=== TASK INPUTS ===

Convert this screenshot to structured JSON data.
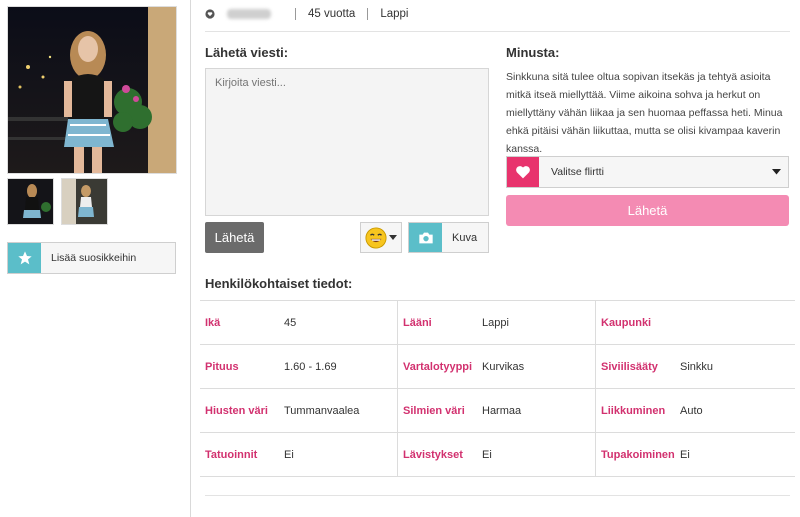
{
  "profile": {
    "age_text": "45 vuotta",
    "region": "Lappi"
  },
  "message": {
    "heading": "Lähetä viesti:",
    "placeholder": "Kirjoita viesti...",
    "send_label": "Lähetä",
    "photo_label": "Kuva"
  },
  "about": {
    "heading": "Minusta:",
    "text": "Sinkkuna sitä tulee oltua sopivan itsekäs ja tehtyä asioita mitkä itseä miellyttää. Viime aikoina sohva ja herkut on miellyttäny vähän liikaa ja sen huomaa peffassa heti. Minua ehkä pitäisi vähän liikuttaa, mutta se olisi kivampaa kaverin kanssa."
  },
  "flirt": {
    "select_label": "Valitse flirtti",
    "send_label": "Lähetä"
  },
  "favorites": {
    "label": "Lisää suosikkeihin"
  },
  "personal": {
    "heading": "Henkilökohtaiset tiedot:",
    "rows": [
      [
        {
          "label": "Ikä",
          "value": "45"
        },
        {
          "label": "Lääni",
          "value": "Lappi"
        },
        {
          "label": "Kaupunki",
          "value": ""
        }
      ],
      [
        {
          "label": "Pituus",
          "value": "1.60 - 1.69"
        },
        {
          "label": "Vartalotyyppi",
          "value": "Kurvikas"
        },
        {
          "label": "Siviilisääty",
          "value": "Sinkku"
        }
      ],
      [
        {
          "label": "Hiusten väri",
          "value": "Tummanvaalea"
        },
        {
          "label": "Silmien väri",
          "value": "Harmaa"
        },
        {
          "label": "Liikkuminen",
          "value": "Auto"
        }
      ],
      [
        {
          "label": "Tatuoinnit",
          "value": "Ei"
        },
        {
          "label": "Lävistykset",
          "value": "Ei"
        },
        {
          "label": "Tupakoiminen",
          "value": "Ei"
        }
      ]
    ]
  },
  "colors": {
    "accent_pink": "#e8336d",
    "button_pink": "#f48bb3",
    "teal": "#5bbec9",
    "label_pink": "#d2316f"
  }
}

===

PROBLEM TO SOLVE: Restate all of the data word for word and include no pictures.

EXERCISE OUTPUT:
Convert this screenshot to structured JSON data.
{
  "profile": {
    "age_text": "45 vuotta",
    "region": "Lappi"
  },
  "message": {
    "heading": "Lähetä viesti:",
    "placeholder": "Kirjoita viesti...",
    "send_label": "Lähetä",
    "photo_label": "Kuva"
  },
  "about": {
    "heading": "Minusta:",
    "text": "Sinkkuna sitä tulee oltua sopivan itsekäs ja tehtyä asioita mitkä itseä miellyttää. Viime aikoina sohva ja herkut on miellyttäny vähän liikaa ja sen huomaa peffassa heti. Minua ehkä pitäisi vähän liikuttaa, mutta se olisi kivampaa kaverin kanssa."
  },
  "flirt": {
    "select_label": "Valitse flirtti",
    "send_label": "Lähetä"
  },
  "favorites": {
    "label": "Lisää suosikkeihin"
  },
  "personal": {
    "heading": "Henkilökohtaiset tiedot:",
    "rows": [
      [
        {
          "label": "Ikä",
          "value": "45"
        },
        {
          "label": "Lääni",
          "value": "Lappi"
        },
        {
          "label": "Kaupunki",
          "value": ""
        }
      ],
      [
        {
          "label": "Pituus",
          "value": "1.60 - 1.69"
        },
        {
          "label": "Vartalotyyppi",
          "value": "Kurvikas"
        },
        {
          "label": "Siviilisääty",
          "value": "Sinkku"
        }
      ],
      [
        {
          "label": "Hiusten väri",
          "value": "Tummanvaalea"
        },
        {
          "label": "Silmien väri",
          "value": "Harmaa"
        },
        {
          "label": "Liikkuminen",
          "value": "Auto"
        }
      ],
      [
        {
          "label": "Tatuoinnit",
          "value": "Ei"
        },
        {
          "label": "Lävistykset",
          "value": "Ei"
        },
        {
          "label": "Tupakoiminen",
          "value": "Ei"
        }
      ]
    ]
  },
  "colors": {
    "accent_pink": "#e8336d",
    "button_pink": "#f48bb3",
    "teal": "#5bbec9",
    "label_pink": "#d2316f"
  }
}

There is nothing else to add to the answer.